* PROBLEM TO SOLVE
From the records below, find each line with the string "title" and copy it.

(MATERIAL TO PROCESS)

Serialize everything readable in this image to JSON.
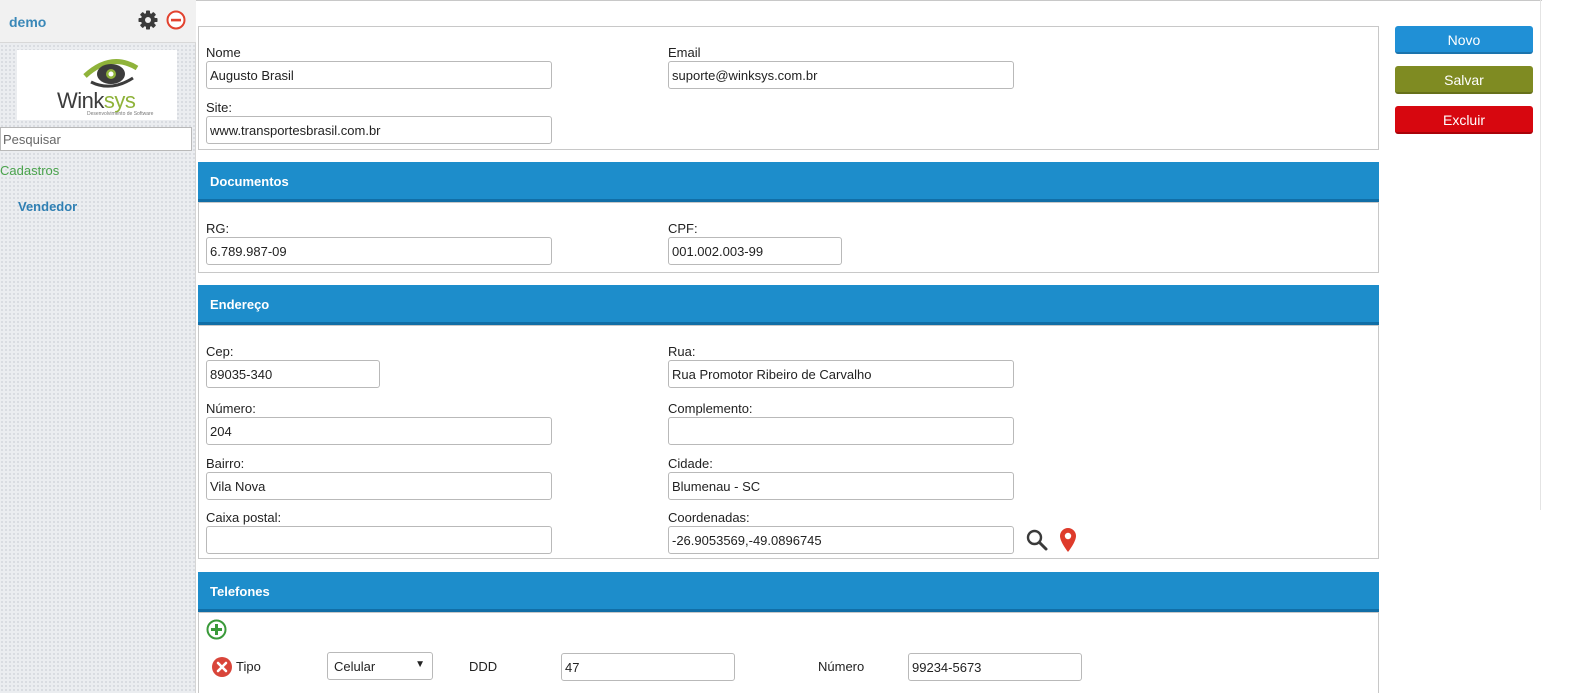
{
  "sidebar": {
    "user": "demo",
    "logo": {
      "brand_left": "Wink",
      "brand_right": "sys",
      "tagline": "Desenvolvimento de Software"
    },
    "search_placeholder": "Pesquisar",
    "section": "Cadastros",
    "item": "Vendedor"
  },
  "general": {
    "nome_label": "Nome",
    "nome_value": "Augusto Brasil",
    "email_label": "Email",
    "email_value": "suporte@winksys.com.br",
    "site_label": "Site:",
    "site_value": "www.transportesbrasil.com.br"
  },
  "documentos": {
    "title": "Documentos",
    "rg_label": "RG:",
    "rg_value": "6.789.987-09",
    "cpf_label": "CPF:",
    "cpf_value": "001.002.003-99"
  },
  "endereco": {
    "title": "Endereço",
    "cep_label": "Cep:",
    "cep_value": "89035-340",
    "rua_label": "Rua:",
    "rua_value": "Rua Promotor Ribeiro de Carvalho",
    "numero_label": "Número:",
    "numero_value": "204",
    "complemento_label": "Complemento:",
    "complemento_value": "",
    "bairro_label": "Bairro:",
    "bairro_value": "Vila Nova",
    "cidade_label": "Cidade:",
    "cidade_value": "Blumenau - SC",
    "caixa_label": "Caixa postal:",
    "caixa_value": "",
    "coord_label": "Coordenadas:",
    "coord_value": "-26.9053569,-49.0896745"
  },
  "telefones": {
    "title": "Telefones",
    "row": {
      "tipo_label": "Tipo",
      "tipo_value": "Celular",
      "ddd_label": "DDD",
      "ddd_value": "47",
      "numero_label": "Número",
      "numero_value": "99234-5673"
    }
  },
  "actions": {
    "novo": "Novo",
    "salvar": "Salvar",
    "excluir": "Excluir"
  },
  "colors": {
    "accent": "#1d8dcb",
    "novo": "#2090d6",
    "salvar": "#7f8b22",
    "excluir": "#d7070f"
  },
  "icons": [
    "gear-icon",
    "minus-circle-icon",
    "search-icon",
    "map-pin-icon",
    "add-icon",
    "remove-icon"
  ]
}
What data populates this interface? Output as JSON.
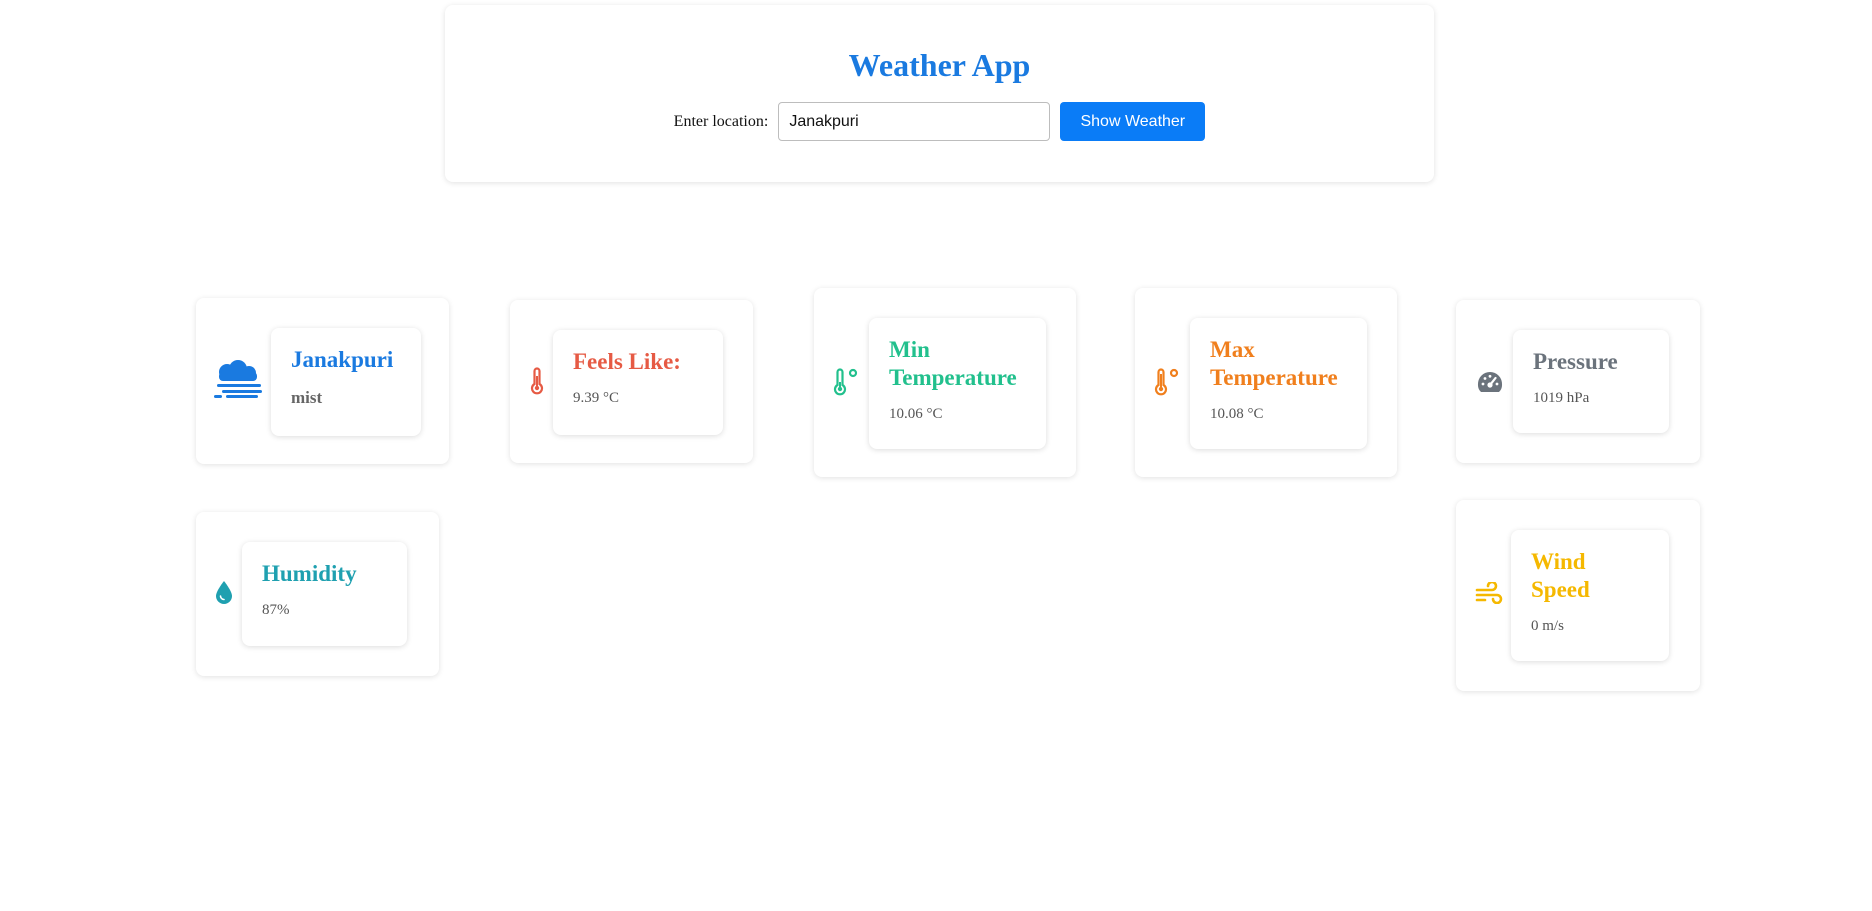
{
  "header": {
    "title": "Weather App",
    "location_label": "Enter location:",
    "location_value": "Janakpuri",
    "show_button": "Show Weather"
  },
  "cards": {
    "location": {
      "title": "Janakpuri",
      "value": "mist",
      "icon": "fog-icon",
      "color": "#1a7ae0"
    },
    "feels_like": {
      "title": "Feels Like:",
      "value": "9.39 °C",
      "icon": "thermometer-icon",
      "color": "#e65a44"
    },
    "min_temp": {
      "title": "Min Temperature",
      "value": "10.06 °C",
      "icon": "thermometer-low-icon",
      "color": "#22c08d"
    },
    "max_temp": {
      "title": "Max Temperature",
      "value": "10.08 °C",
      "icon": "thermometer-high-icon",
      "color": "#f07f1d"
    },
    "pressure": {
      "title": "Pressure",
      "value": "1019 hPa",
      "icon": "gauge-icon",
      "color": "#6b737c"
    },
    "humidity": {
      "title": "Humidity",
      "value": "87%",
      "icon": "droplet-icon",
      "color": "#1fa0b0"
    },
    "wind": {
      "title": "Wind Speed",
      "value": "0 m/s",
      "icon": "wind-icon",
      "color": "#f5b800"
    }
  }
}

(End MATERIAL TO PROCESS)

* SOLUTION TO THIS PROBLEM
    "title": "Documentos",
    "title": "Endereço",
    "title": "Telefones",
    "title": "Weather App",
      "title": "Janakpuri",
      "title": "Feels Like:",
      "title": "Min Temperature",
      "title": "Max Temperature",
      "title": "Pressure",
      "title": "Humidity",
      "title": "Wind Speed",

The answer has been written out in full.